This was the headquaters for a Hydraulic operation and was situated on the Tulameen River just upstream of the mouth of Granite Creek near Frenchy's cabin. Photo ca. 1901 from the B.C. Archives.
This photo shows a placer mining operation at Granite Creek in 1909. The wooden flume diverted water from a dam upstream away from the mining operation, and was also used to wash the gravel through a sluice box to separate out the gold. Photo courtesy Princeton Museum
This placer claim photo from Granite Creek shows the prospectors hitting bedrock. You can see the water pouring from the flume and washing the gravel through the sluice box in the foreground. Photo courtesy Princeton Museum.
This photo ca. 1913 shows the Golden Gate Placer Mine at Granite Creek. The miners in the photo are Ralph Mason and Walter Dorn. Photo courtesy Princeton Museum.
Another photo of the Golden Gate Placer Mine ca. 1913. Photo courtesy Princeton Museum.
By 1915 a third, and final, bridge was constructed across the Tulameen to Granite Creek. This very elaborate bridge was raised high off the ground to give clearance for trains as they passed underneath. Today, the bridge is gone and only a concrete bridge abutment on the south side of the Tulameen River remains. Photo courtesy Princeton Museum.

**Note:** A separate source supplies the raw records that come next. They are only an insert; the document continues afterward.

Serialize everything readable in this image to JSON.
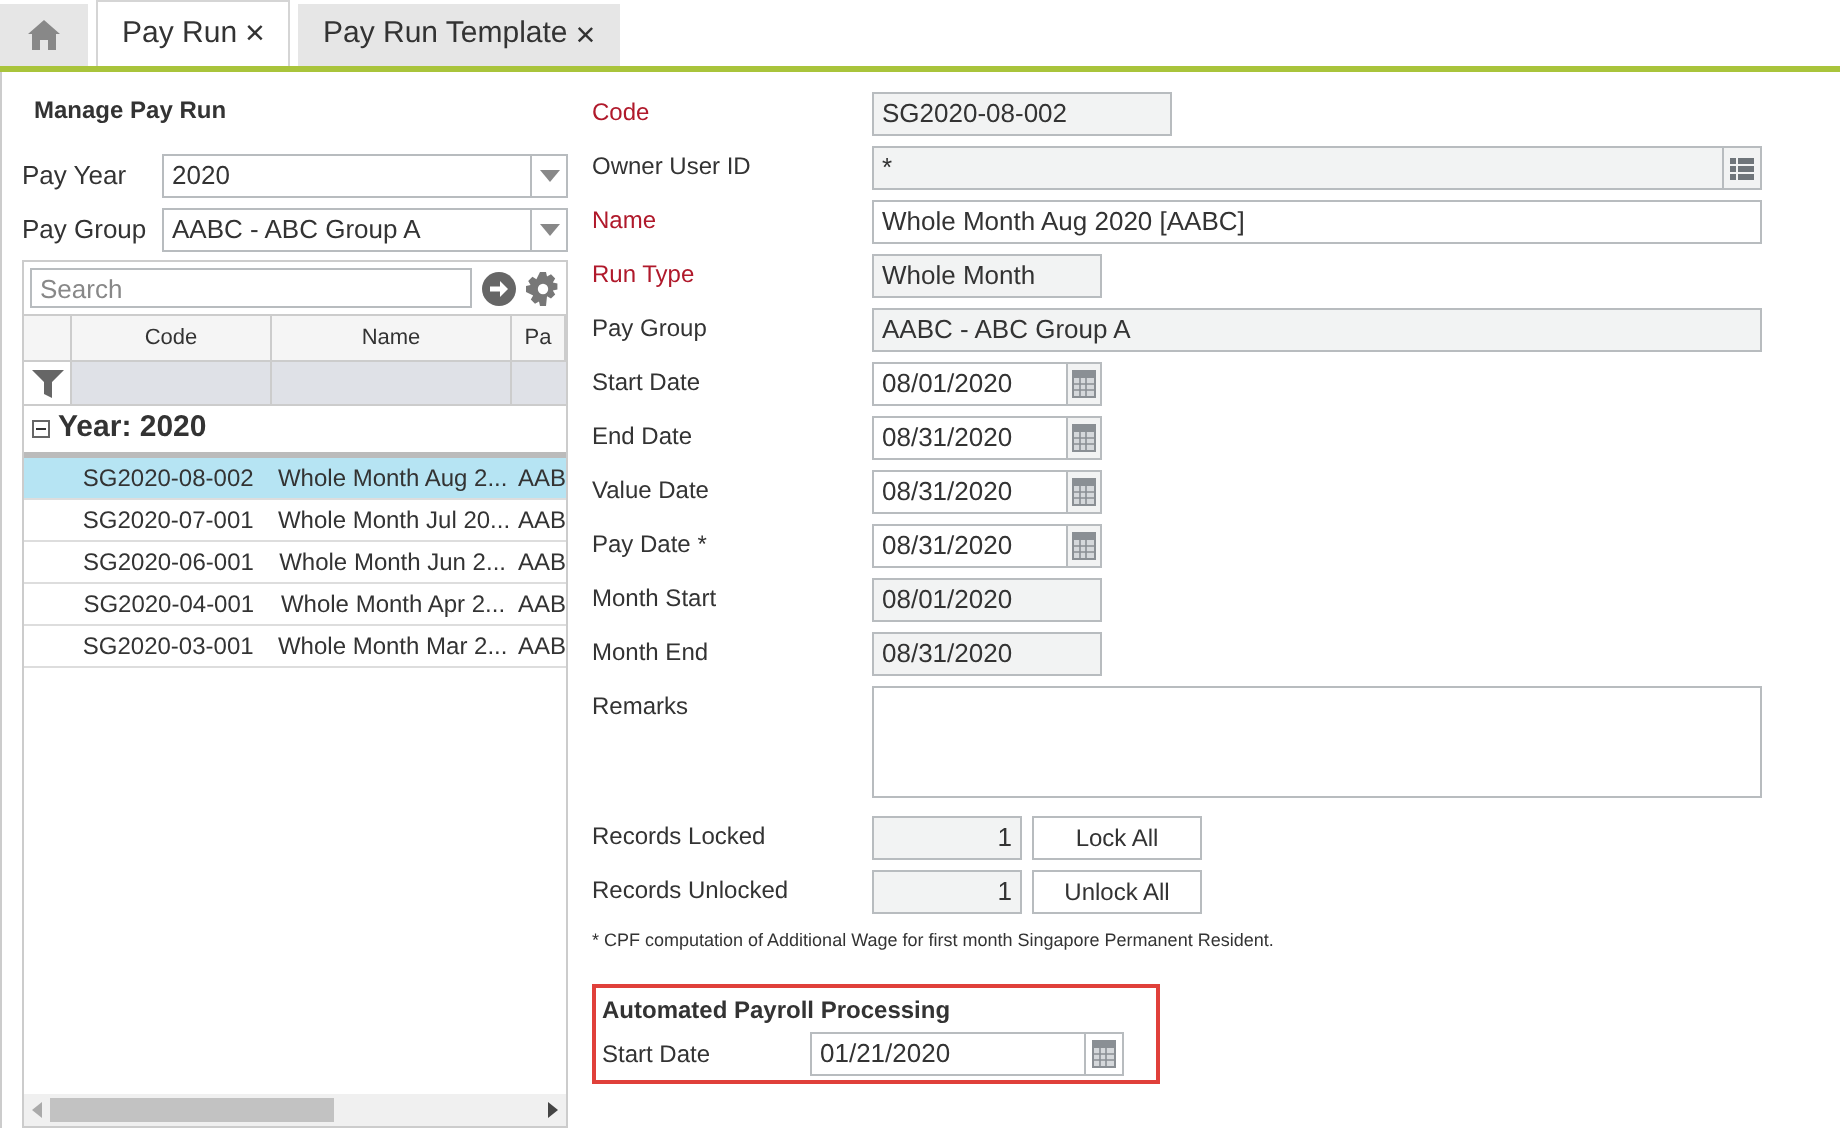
{
  "tabs": [
    {
      "kind": "home",
      "selected": false
    },
    {
      "kind": "text",
      "label": "Pay Run",
      "close": "×",
      "selected": true
    },
    {
      "kind": "text",
      "label": "Pay Run Template",
      "close": "×",
      "selected": false
    }
  ],
  "title": "Manage Pay Run",
  "filters": [
    {
      "label": "Pay Year",
      "value": "2020"
    },
    {
      "label": "Pay Group",
      "value": "AABC - ABC Group A"
    }
  ],
  "grid": {
    "search_placeholder": "Search",
    "columns": [
      "Code",
      "Name",
      "Pa"
    ],
    "group": "Year: 2020",
    "rows": [
      {
        "cells": [
          "SG2020-08-002",
          "Whole Month Aug 2...",
          "AAB"
        ],
        "selected": true
      },
      {
        "cells": [
          "SG2020-07-001",
          "Whole Month Jul 20...",
          "AAB"
        ],
        "selected": false
      },
      {
        "cells": [
          "SG2020-06-001",
          "Whole Month Jun 2...",
          "AAB"
        ],
        "selected": false
      },
      {
        "cells": [
          "SG2020-04-001",
          "Whole Month Apr 2...",
          "AAB"
        ],
        "selected": false
      },
      {
        "cells": [
          "SG2020-03-001",
          "Whole Month Mar 2...",
          "AAB"
        ],
        "selected": false
      }
    ]
  },
  "form": [
    {
      "label": "Code",
      "required": true,
      "kind": "code",
      "value": "SG2020-08-002"
    },
    {
      "label": "Owner User ID",
      "required": false,
      "kind": "lookup",
      "value": "*"
    },
    {
      "label": "Name",
      "required": true,
      "kind": "text",
      "value": "Whole Month Aug 2020 [AABC]"
    },
    {
      "label": "Run Type",
      "required": true,
      "kind": "type",
      "value": "Whole Month"
    },
    {
      "label": "Pay Group",
      "required": false,
      "kind": "readonly",
      "value": "AABC - ABC Group A"
    },
    {
      "label": "Start Date",
      "required": false,
      "kind": "date",
      "value": "08/01/2020"
    },
    {
      "label": "End Date",
      "required": false,
      "kind": "date",
      "value": "08/31/2020"
    },
    {
      "label": "Value Date",
      "required": false,
      "kind": "date",
      "value": "08/31/2020"
    },
    {
      "label": "Pay Date *",
      "required": false,
      "kind": "date",
      "value": "08/31/2020"
    },
    {
      "label": "Month Start",
      "required": false,
      "kind": "period",
      "value": "08/01/2020"
    },
    {
      "label": "Month End",
      "required": false,
      "kind": "period",
      "value": "08/31/2020"
    },
    {
      "label": "Remarks",
      "required": false,
      "kind": "textarea"
    },
    {
      "label": "Records Locked",
      "required": false,
      "kind": "counter",
      "value": "1",
      "button": "Lock All"
    },
    {
      "label": "Records Unlocked",
      "required": false,
      "kind": "counter",
      "value": "1",
      "button": "Unlock All"
    }
  ],
  "footnote": "* CPF computation of Additional Wage for first month Singapore Permanent Resident.",
  "automated": {
    "title": "Automated Payroll Processing",
    "label": "Start Date",
    "value": "01/21/2020"
  }
}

In 1925 the Rogers family lived in this cabin in the Granite Creek area. Photo from B.C. Archives
Dredging was a way to get at Gold in pockets too deep to mine by hand. Dredging occurred at Granite Creek in the early 1900's and again as here in the 1930s. Photo from B.C. Archives.
Convinced more gold was to be found, a major dredging operation was undertaken again at Granite Creek in 1930. The dredge was powered by steam, produced by burning coal from the mine at Blakeburn. Photo courtesy Princeton Museum.